I’ve covered the technology industry extensively, writing about myriad tech startups as well as big businesses like IBM, Microsoft and GE. During the mid to late 2000s, I was among the most-followed journalists reporting on the rise and fall of clean-tech investing. Some stories:
A series of stories in Xconomy on clean technology investing and entrepreneurship. The great clean-tech bubble burst long ago, but investors are entrepreneurs are still trying to innovate in energy and environment using different strategies.
The EV industry is crying out for radically better technologies, but it takes years to commercialize innovations and produce them at scale. Xconomy
The man who designed the X1 electric race car now thinks that making electric trucks is the way to disrupt the auto industry. Xconomy
Solar Survivors: Despite a brutal industry shakeout and the flight of venture capitalists, next-generation solar cell technologies from Silicon Valley startups show signs of maturing.
Small companies with a mix of government grants and angel investment try to forestall a global medical supply chain crunch.
Two companies have products–not research projects–that convert waste heat into electricity using thermoelectric modules. Xconomy
An MIT-hatched company built an exchange for buying and selling recycling fracking water. Xconomy
Despite cool technology, the company took on too much engineering and was surpassed by advances in batteries. Xconomy
Sarah Kearney wants philanthropists to act more like venture capitalists. MIT Tech Review
Businesses will bear the brunt of disruptions from climate change, even industries not normally considered at high risk.
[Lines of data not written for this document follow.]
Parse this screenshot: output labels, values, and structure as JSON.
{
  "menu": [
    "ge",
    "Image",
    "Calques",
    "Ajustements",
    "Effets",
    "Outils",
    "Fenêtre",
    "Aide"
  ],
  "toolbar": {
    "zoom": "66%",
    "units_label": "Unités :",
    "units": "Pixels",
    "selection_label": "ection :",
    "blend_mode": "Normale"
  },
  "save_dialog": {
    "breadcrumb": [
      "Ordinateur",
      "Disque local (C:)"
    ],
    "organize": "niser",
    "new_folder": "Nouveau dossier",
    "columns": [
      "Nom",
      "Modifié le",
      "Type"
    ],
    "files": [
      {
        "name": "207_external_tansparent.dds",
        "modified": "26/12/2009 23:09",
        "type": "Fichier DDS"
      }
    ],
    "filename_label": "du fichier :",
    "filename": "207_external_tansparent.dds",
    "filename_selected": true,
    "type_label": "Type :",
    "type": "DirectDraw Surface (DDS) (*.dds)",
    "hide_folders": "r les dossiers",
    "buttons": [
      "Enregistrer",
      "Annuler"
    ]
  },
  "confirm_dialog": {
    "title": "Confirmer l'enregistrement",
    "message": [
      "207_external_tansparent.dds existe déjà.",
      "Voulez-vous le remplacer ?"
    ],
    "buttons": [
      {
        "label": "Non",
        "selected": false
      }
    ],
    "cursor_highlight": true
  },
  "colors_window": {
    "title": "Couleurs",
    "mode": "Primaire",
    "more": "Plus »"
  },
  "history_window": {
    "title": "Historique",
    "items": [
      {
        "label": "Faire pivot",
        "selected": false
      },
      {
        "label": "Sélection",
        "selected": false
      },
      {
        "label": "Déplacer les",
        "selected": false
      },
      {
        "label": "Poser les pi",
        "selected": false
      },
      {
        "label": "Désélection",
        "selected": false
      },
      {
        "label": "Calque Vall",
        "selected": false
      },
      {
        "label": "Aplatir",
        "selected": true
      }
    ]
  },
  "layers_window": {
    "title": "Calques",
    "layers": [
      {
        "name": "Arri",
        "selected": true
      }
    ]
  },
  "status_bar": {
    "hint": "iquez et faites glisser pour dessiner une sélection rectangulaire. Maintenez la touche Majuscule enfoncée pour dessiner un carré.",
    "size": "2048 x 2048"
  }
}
Guardian Sustainable Business
The future of children’s programming is on tablets and phones, which creates thorny legal and technical issues for producers.
NGEN Partners and other venture-capital firms are switching from clean energy technology to health and sustainability
Why Grid Energy Storage is Poised to Grow as Commercial Solar Did (Greentech Media)
A solar-powered microgrid demonstrates the potential of coupling big batteries with commercial solar. But the key ingredient is financing.
The Dog Days of Solar (MIT Technology Review)
It’s not enough to have compelling technology—small solar companies need a solid business model, rich partners, and manufacturing know-how.
Should the Government Fund Applied Research? (MIT Technology Review)
The ARPA-E research agency funds R&D that is not advanced enough for the private sector to take on. Now its focus on alternative energy puts it in the political crosshairs.
It’s no secret that venture capitalists largely stumbled in clean tech. Where has the energy startup activity moved to?
A cluster of acoustics companies design and, in some cases, manufacture audio gear in Massachusetts.
Profile of solar entrepreneur who predicts residential solar can remain cost-competitive even once federal and state subsidies are cut in 2016.
Smaller solar companies need to improve cell efficiency and partner with larger companies to get a foothold in an environment of rapidly falling panel prices.
The Chinese solar giant is in deep financial trouble but even its collapse wouldn’t be enough to stabilize a massively oversupplied market.
New rules for green-tech startups (Forbes)
The latest numbers of venture capital investment in clean technology show a worrying trend toward less early-stage investing and a more important role for large corporate investors.
Little-known outside of energy, ARPA-E has provided Boston-area energy startups much needed capital while other investors fade.
Evergreen Solar was a darling of Massachusetts politicians until it fell apart. But there’s plenty to learn from what went wrong at this once-promising company.
Green-tech startups–and innovation–will slow as investors cool on energy. Here’s why we need a leaner, meaner green tech 2.0.
Corporate partners are vital to nurturing innovations from green-tech start-ups and giving them the gravitas they need to scale beyond niche products.
In the enterprise software market, the message is clear: It’s time to hunt or be hunted.